Exercise directions: Exact copy required. Repeat the records, but keep the pictures out.

(Page and application data records)
☆ ☆ ☆
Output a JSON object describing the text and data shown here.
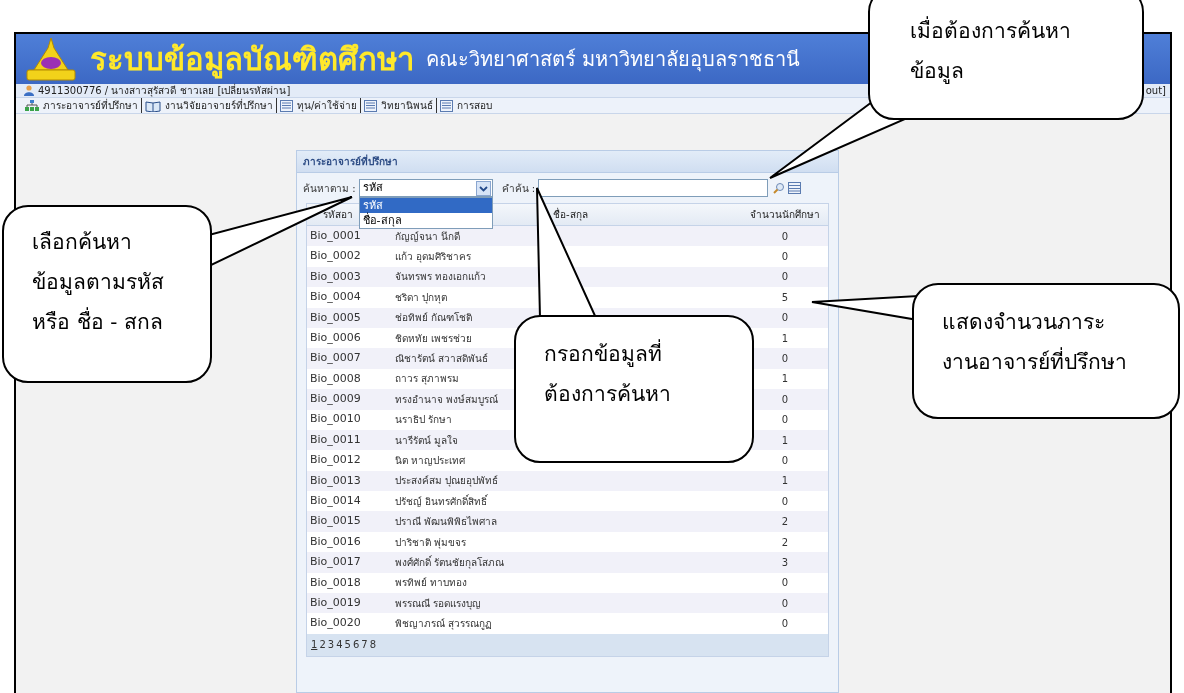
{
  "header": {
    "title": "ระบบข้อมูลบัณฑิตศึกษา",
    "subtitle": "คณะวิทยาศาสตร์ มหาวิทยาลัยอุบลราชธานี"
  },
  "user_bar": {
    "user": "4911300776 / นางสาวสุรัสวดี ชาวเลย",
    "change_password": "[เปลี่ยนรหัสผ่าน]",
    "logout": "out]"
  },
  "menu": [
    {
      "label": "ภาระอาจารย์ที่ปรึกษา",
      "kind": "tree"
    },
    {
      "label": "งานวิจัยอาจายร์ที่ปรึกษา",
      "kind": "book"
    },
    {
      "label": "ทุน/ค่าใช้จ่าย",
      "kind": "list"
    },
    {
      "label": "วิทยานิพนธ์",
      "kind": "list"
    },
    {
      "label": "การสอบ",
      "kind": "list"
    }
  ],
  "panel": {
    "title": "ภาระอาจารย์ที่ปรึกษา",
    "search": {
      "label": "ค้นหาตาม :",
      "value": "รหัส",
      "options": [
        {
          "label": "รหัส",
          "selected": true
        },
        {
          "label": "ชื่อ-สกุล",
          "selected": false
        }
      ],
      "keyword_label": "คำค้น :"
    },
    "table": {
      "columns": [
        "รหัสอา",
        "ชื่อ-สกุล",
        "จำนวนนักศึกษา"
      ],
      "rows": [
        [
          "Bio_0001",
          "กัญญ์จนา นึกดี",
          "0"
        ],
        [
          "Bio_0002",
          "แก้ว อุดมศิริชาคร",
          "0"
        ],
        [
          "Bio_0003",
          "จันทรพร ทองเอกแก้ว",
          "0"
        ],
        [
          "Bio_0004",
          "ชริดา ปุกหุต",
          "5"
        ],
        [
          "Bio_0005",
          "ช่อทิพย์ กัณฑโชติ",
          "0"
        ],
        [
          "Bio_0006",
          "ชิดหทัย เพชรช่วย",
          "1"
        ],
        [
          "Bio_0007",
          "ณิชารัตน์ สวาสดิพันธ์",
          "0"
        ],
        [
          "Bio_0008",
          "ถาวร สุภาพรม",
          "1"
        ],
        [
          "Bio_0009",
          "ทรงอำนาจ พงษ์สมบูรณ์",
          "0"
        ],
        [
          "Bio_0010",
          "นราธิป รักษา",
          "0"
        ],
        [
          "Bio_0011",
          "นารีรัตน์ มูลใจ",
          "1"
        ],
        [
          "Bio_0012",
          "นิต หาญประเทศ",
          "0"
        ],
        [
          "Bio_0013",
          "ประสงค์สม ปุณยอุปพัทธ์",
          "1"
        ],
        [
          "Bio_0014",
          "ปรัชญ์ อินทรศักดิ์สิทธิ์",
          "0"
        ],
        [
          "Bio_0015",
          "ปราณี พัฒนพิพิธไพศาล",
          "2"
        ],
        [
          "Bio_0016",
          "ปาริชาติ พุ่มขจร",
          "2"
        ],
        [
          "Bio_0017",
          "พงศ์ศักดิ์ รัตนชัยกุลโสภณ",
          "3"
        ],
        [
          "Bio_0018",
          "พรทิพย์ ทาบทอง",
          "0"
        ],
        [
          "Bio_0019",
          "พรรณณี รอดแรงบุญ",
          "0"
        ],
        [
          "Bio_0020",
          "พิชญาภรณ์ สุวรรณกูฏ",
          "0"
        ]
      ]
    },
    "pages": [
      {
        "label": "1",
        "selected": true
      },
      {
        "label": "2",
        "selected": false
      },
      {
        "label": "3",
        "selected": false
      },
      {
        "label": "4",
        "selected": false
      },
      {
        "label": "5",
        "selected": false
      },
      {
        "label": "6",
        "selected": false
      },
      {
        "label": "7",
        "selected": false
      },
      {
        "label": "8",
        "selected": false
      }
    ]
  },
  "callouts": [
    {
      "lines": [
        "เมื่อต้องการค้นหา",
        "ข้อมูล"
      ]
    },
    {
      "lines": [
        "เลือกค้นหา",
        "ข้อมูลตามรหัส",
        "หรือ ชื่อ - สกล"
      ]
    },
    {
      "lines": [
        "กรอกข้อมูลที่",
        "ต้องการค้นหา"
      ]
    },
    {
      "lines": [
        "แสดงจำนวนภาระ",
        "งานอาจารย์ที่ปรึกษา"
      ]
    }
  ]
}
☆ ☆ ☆
Task response:
Output a JSON object describing the text and data shown here.
{
  "header": {
    "title": "ระบบข้อมูลบัณฑิตศึกษา",
    "subtitle": "คณะวิทยาศาสตร์ มหาวิทยาลัยอุบลราชธานี"
  },
  "user_bar": {
    "user": "4911300776 / นางสาวสุรัสวดี ชาวเลย",
    "change_password": "[เปลี่ยนรหัสผ่าน]",
    "logout": "out]"
  },
  "menu": [
    {
      "label": "ภาระอาจารย์ที่ปรึกษา",
      "kind": "tree"
    },
    {
      "label": "งานวิจัยอาจายร์ที่ปรึกษา",
      "kind": "book"
    },
    {
      "label": "ทุน/ค่าใช้จ่าย",
      "kind": "list"
    },
    {
      "label": "วิทยานิพนธ์",
      "kind": "list"
    },
    {
      "label": "การสอบ",
      "kind": "list"
    }
  ],
  "panel": {
    "title": "ภาระอาจารย์ที่ปรึกษา",
    "search": {
      "label": "ค้นหาตาม :",
      "value": "รหัส",
      "options": [
        {
          "label": "รหัส",
          "selected": true
        },
        {
          "label": "ชื่อ-สกุล",
          "selected": false
        }
      ],
      "keyword_label": "คำค้น :"
    },
    "table": {
      "columns": [
        "รหัสอา",
        "ชื่อ-สกุล",
        "จำนวนนักศึกษา"
      ],
      "rows": [
        [
          "Bio_0001",
          "กัญญ์จนา นึกดี",
          "0"
        ],
        [
          "Bio_0002",
          "แก้ว อุดมศิริชาคร",
          "0"
        ],
        [
          "Bio_0003",
          "จันทรพร ทองเอกแก้ว",
          "0"
        ],
        [
          "Bio_0004",
          "ชริดา ปุกหุต",
          "5"
        ],
        [
          "Bio_0005",
          "ช่อทิพย์ กัณฑโชติ",
          "0"
        ],
        [
          "Bio_0006",
          "ชิดหทัย เพชรช่วย",
          "1"
        ],
        [
          "Bio_0007",
          "ณิชารัตน์ สวาสดิพันธ์",
          "0"
        ],
        [
          "Bio_0008",
          "ถาวร สุภาพรม",
          "1"
        ],
        [
          "Bio_0009",
          "ทรงอำนาจ พงษ์สมบูรณ์",
          "0"
        ],
        [
          "Bio_0010",
          "นราธิป รักษา",
          "0"
        ],
        [
          "Bio_0011",
          "นารีรัตน์ มูลใจ",
          "1"
        ],
        [
          "Bio_0012",
          "นิต หาญประเทศ",
          "0"
        ],
        [
          "Bio_0013",
          "ประสงค์สม ปุณยอุปพัทธ์",
          "1"
        ],
        [
          "Bio_0014",
          "ปรัชญ์ อินทรศักดิ์สิทธิ์",
          "0"
        ],
        [
          "Bio_0015",
          "ปราณี พัฒนพิพิธไพศาล",
          "2"
        ],
        [
          "Bio_0016",
          "ปาริชาติ พุ่มขจร",
          "2"
        ],
        [
          "Bio_0017",
          "พงศ์ศักดิ์ รัตนชัยกุลโสภณ",
          "3"
        ],
        [
          "Bio_0018",
          "พรทิพย์ ทาบทอง",
          "0"
        ],
        [
          "Bio_0019",
          "พรรณณี รอดแรงบุญ",
          "0"
        ],
        [
          "Bio_0020",
          "พิชญาภรณ์ สุวรรณกูฏ",
          "0"
        ]
      ]
    },
    "pages": [
      {
        "label": "1",
        "selected": true
      },
      {
        "label": "2",
        "selected": false
      },
      {
        "label": "3",
        "selected": false
      },
      {
        "label": "4",
        "selected": false
      },
      {
        "label": "5",
        "selected": false
      },
      {
        "label": "6",
        "selected": false
      },
      {
        "label": "7",
        "selected": false
      },
      {
        "label": "8",
        "selected": false
      }
    ]
  },
  "callouts": [
    {
      "lines": [
        "เมื่อต้องการค้นหา",
        "ข้อมูล"
      ]
    },
    {
      "lines": [
        "เลือกค้นหา",
        "ข้อมูลตามรหัส",
        "หรือ ชื่อ - สกล"
      ]
    },
    {
      "lines": [
        "กรอกข้อมูลที่",
        "ต้องการค้นหา"
      ]
    },
    {
      "lines": [
        "แสดงจำนวนภาระ",
        "งานอาจารย์ที่ปรึกษา"
      ]
    }
  ]
}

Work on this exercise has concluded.